News of the misuse of technology on school campus in recent years, such as charging Juuls (a brand of vape) in classrooms or spreading cruel videos of special needs students on social media, has alarmed students of Los Alamitos High School, concerned with the lack of training teachers receive on the subject.
Just last spring, LAHS gave an anti-vaping informational presentation to all students and an info night meeting for parents. However, a considerable number of students already know that students are tricking their teachers by charging their USB flash drives while, in reality, they were charging their Juul vapes. While the thin, rectangular appearance of Juuls is deceiving, the fact that flash drives, which are considered old-fashioned now, do not need charging is still common knowledge.
Additional technology concerns addressed a trend among some students to share personally filmed video, uploaded on social media, of special needs students being treated in demeaning ways. Not only has the school never mentioned this problem before, the teachers, and even some students, remain unaware of this serious matter.
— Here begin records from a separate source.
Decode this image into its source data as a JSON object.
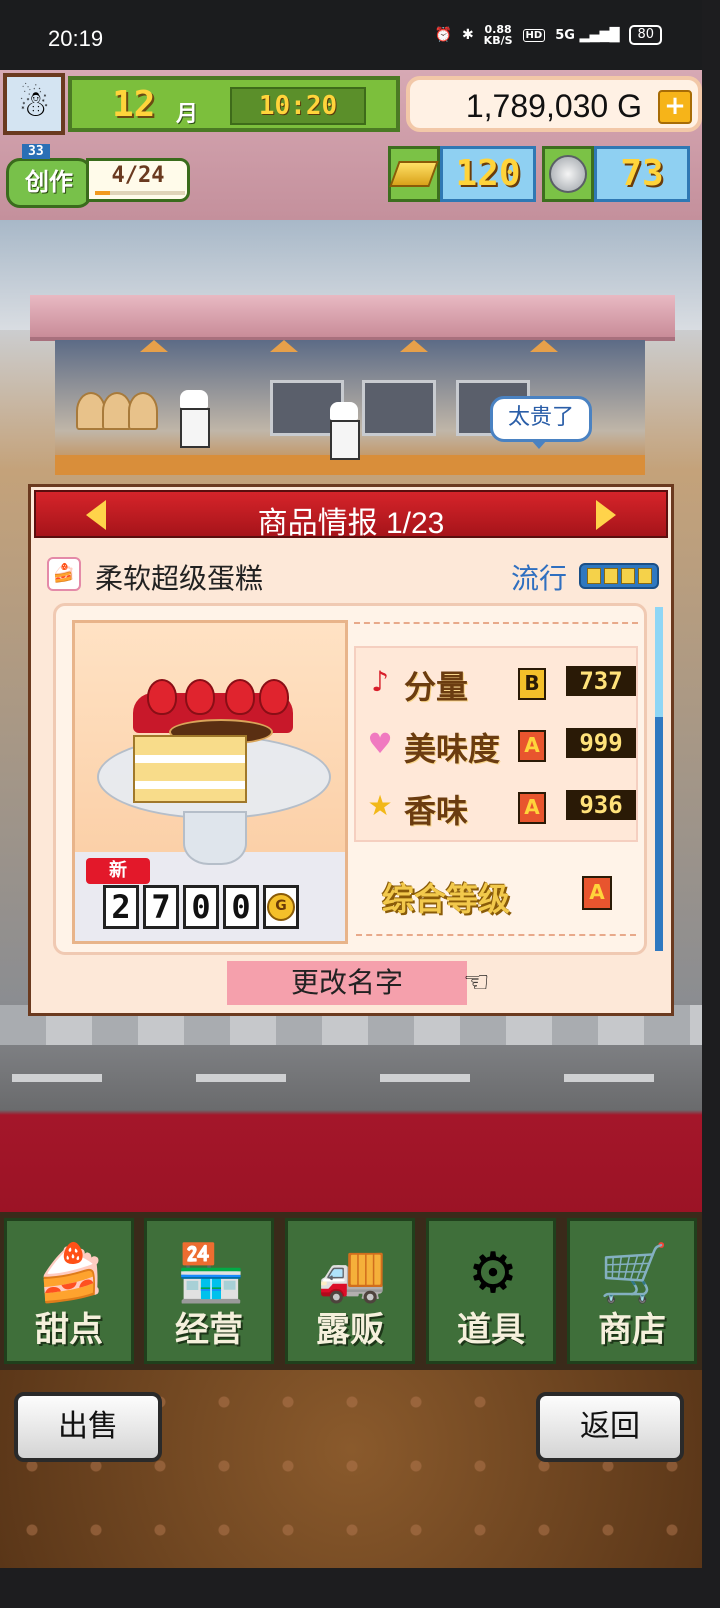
{
  "status_bar": {
    "time": "20:19",
    "net_speed_value": "0.88",
    "net_speed_unit": "KB/S",
    "hd": "HD",
    "signal": "5G",
    "battery": "80",
    "icons": [
      "alarm-icon",
      "bluetooth-icon",
      "signal-icon",
      "battery-icon"
    ]
  },
  "hud": {
    "month": "12",
    "month_label": "月",
    "clock": "10:20",
    "money": "1,789,030 G",
    "add_money_label": "+",
    "craft_level": "33",
    "craft_label": "创作",
    "craft_progress": "4/24",
    "craft_progress_fraction": 0.17,
    "gold_bars": "120",
    "medals": "73"
  },
  "scene": {
    "customer_speech": "太贵了"
  },
  "panel": {
    "title": "商品情报 1/23",
    "item_name": "柔软超级蛋糕",
    "trend_label": "流行",
    "trend_level": 4,
    "new_badge": "新",
    "price_digits": [
      "2",
      "7",
      "0",
      "0"
    ],
    "price_currency": "G",
    "stats": [
      {
        "icon": "music-note-icon",
        "label": "分量",
        "grade": "B",
        "value": "737"
      },
      {
        "icon": "heart-icon",
        "label": "美味度",
        "grade": "A",
        "value": "999"
      },
      {
        "icon": "star-icon",
        "label": "香味",
        "grade": "A",
        "value": "936"
      }
    ],
    "overall_label": "综合等级",
    "overall_grade": "A",
    "rename_button": "更改名字"
  },
  "nav": [
    {
      "label": "甜点",
      "icon": "cake-icon"
    },
    {
      "label": "经营",
      "icon": "shop-icon"
    },
    {
      "label": "露贩",
      "icon": "food-truck-icon"
    },
    {
      "label": "道具",
      "icon": "items-icon"
    },
    {
      "label": "商店",
      "icon": "cart-icon"
    }
  ],
  "footer": {
    "sell_button": "出售",
    "back_button": "返回"
  },
  "colors": {
    "panel_header": "#c41c22",
    "hud_green": "#7cbf3c",
    "nav_green": "#3f6f3a",
    "trend_blue": "#2f6fc0"
  }
}
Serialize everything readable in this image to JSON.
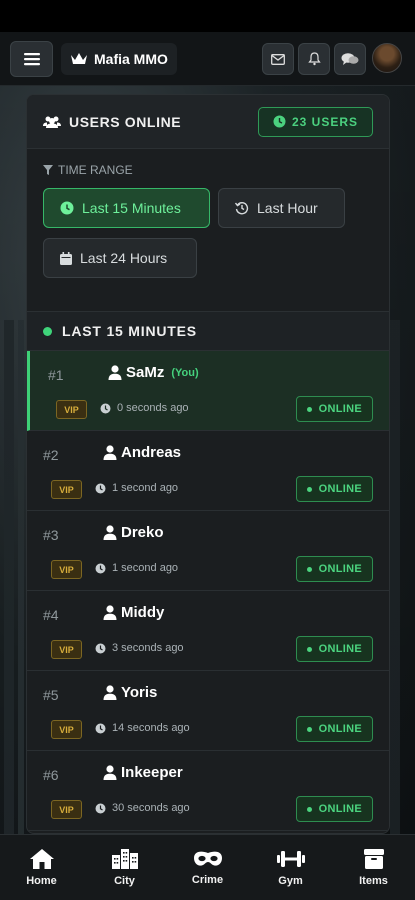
{
  "app": {
    "title": "Mafia MMO"
  },
  "card": {
    "title": "USERS ONLINE",
    "count_label": "23 USERS"
  },
  "filter": {
    "label": "TIME RANGE",
    "options": [
      {
        "label": "Last 15 Minutes",
        "active": true,
        "icon": "clock-icon"
      },
      {
        "label": "Last Hour",
        "active": false,
        "icon": "history-icon"
      },
      {
        "label": "Last 24 Hours",
        "active": false,
        "icon": "calendar-icon"
      }
    ]
  },
  "section": {
    "title": "LAST 15 MINUTES"
  },
  "users": [
    {
      "rank": "#1",
      "name": "SaMz",
      "you": "(You)",
      "badge": "VIP",
      "seen": "0 seconds ago",
      "status": "ONLINE"
    },
    {
      "rank": "#2",
      "name": "Andreas",
      "badge": "VIP",
      "seen": "1 second ago",
      "status": "ONLINE"
    },
    {
      "rank": "#3",
      "name": "Dreko",
      "badge": "VIP",
      "seen": "1 second ago",
      "status": "ONLINE"
    },
    {
      "rank": "#4",
      "name": "Middy",
      "badge": "VIP",
      "seen": "3 seconds ago",
      "status": "ONLINE"
    },
    {
      "rank": "#5",
      "name": "Yoris",
      "badge": "VIP",
      "seen": "14 seconds ago",
      "status": "ONLINE"
    },
    {
      "rank": "#6",
      "name": "Inkeeper",
      "badge": "VIP",
      "seen": "30 seconds ago",
      "status": "ONLINE"
    }
  ],
  "nav": {
    "items": [
      {
        "label": "Home",
        "icon": "home-icon"
      },
      {
        "label": "City",
        "icon": "city-icon"
      },
      {
        "label": "Crime",
        "icon": "mask-icon"
      },
      {
        "label": "Gym",
        "icon": "dumbbell-icon"
      },
      {
        "label": "Items",
        "icon": "items-box-icon"
      }
    ]
  },
  "colors": {
    "accent": "#3ed177",
    "vip": "#d7ae3c",
    "background": "#1b1e20"
  }
}
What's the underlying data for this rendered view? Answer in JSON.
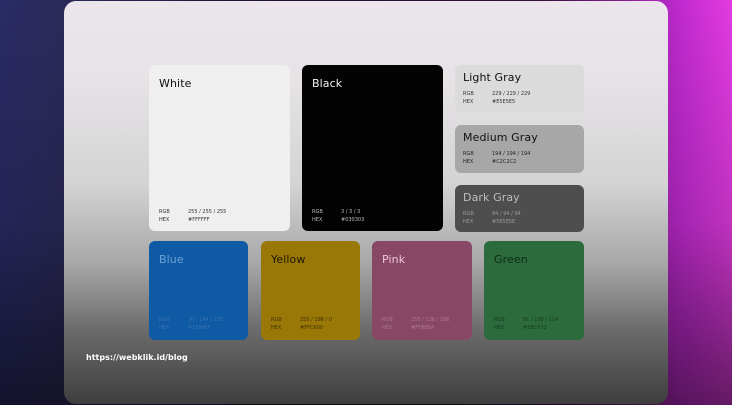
{
  "swatches": {
    "white": {
      "name": "White",
      "rgb_label": "RGB",
      "rgb": "255 / 255 / 255",
      "hex_label": "HEX",
      "hex": "#FFFFFF",
      "color": "#f0f0f0"
    },
    "black": {
      "name": "Black",
      "rgb_label": "RGB",
      "rgb": "3 / 3 / 3",
      "hex_label": "HEX",
      "hex": "#030303",
      "color": "#030303"
    },
    "light_gray": {
      "name": "Light Gray",
      "rgb_label": "RGB",
      "rgb": "229 / 229 / 229",
      "hex_label": "HEX",
      "hex": "#E5E5E5",
      "color": "#dcdcdc"
    },
    "medium_gray": {
      "name": "Medium Gray",
      "rgb_label": "RGB",
      "rgb": "194 / 194 / 194",
      "hex_label": "HEX",
      "hex": "#C2C2C2",
      "color": "#a9a9a9"
    },
    "dark_gray": {
      "name": "Dark Gray",
      "rgb_label": "RGB",
      "rgb": "94 / 94 / 94",
      "hex_label": "HEX",
      "hex": "#5E5E5E",
      "color": "#555555"
    },
    "blue": {
      "name": "Blue",
      "rgb_label": "RGB",
      "rgb": "30 / 144 / 255",
      "hex_label": "HEX",
      "hex": "#1E90FF",
      "color": "#0f5aa8"
    },
    "yellow": {
      "name": "Yellow",
      "rgb_label": "RGB",
      "rgb": "255 / 198 / 0",
      "hex_label": "HEX",
      "hex": "#FFC600",
      "color": "#9c7a05"
    },
    "pink": {
      "name": "Pink",
      "rgb_label": "RGB",
      "rgb": "255 / 136 / 186",
      "hex_label": "HEX",
      "hex": "#FF88BA",
      "color": "#8a4a68"
    },
    "green": {
      "name": "Green",
      "rgb_label": "RGB",
      "rgb": "91 / 198 / 114",
      "hex_label": "HEX",
      "hex": "#5BC672",
      "color": "#2d6e3e"
    }
  },
  "footer": {
    "url": "https://webklik.id/blog"
  }
}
The nature of certain social media platforms which allow chatting and sharing through privately created groups keeps such content from being publicly noticed, and letting it spread.
The use of technology in the classroom is common now, with schools adopting methods from “Bring Your Own Device” (BYOD) policies to web-based tools like Google Classroom and turnitin.com. But how well are school administrators and teachers adapting to the increased use of technology? While the focus is now more on the utilization and efficiency of teaching and communicating through technology, Los Alamitos High School may need to readdress its approach to the use of technology to ensure a safe and healthy environment for the students.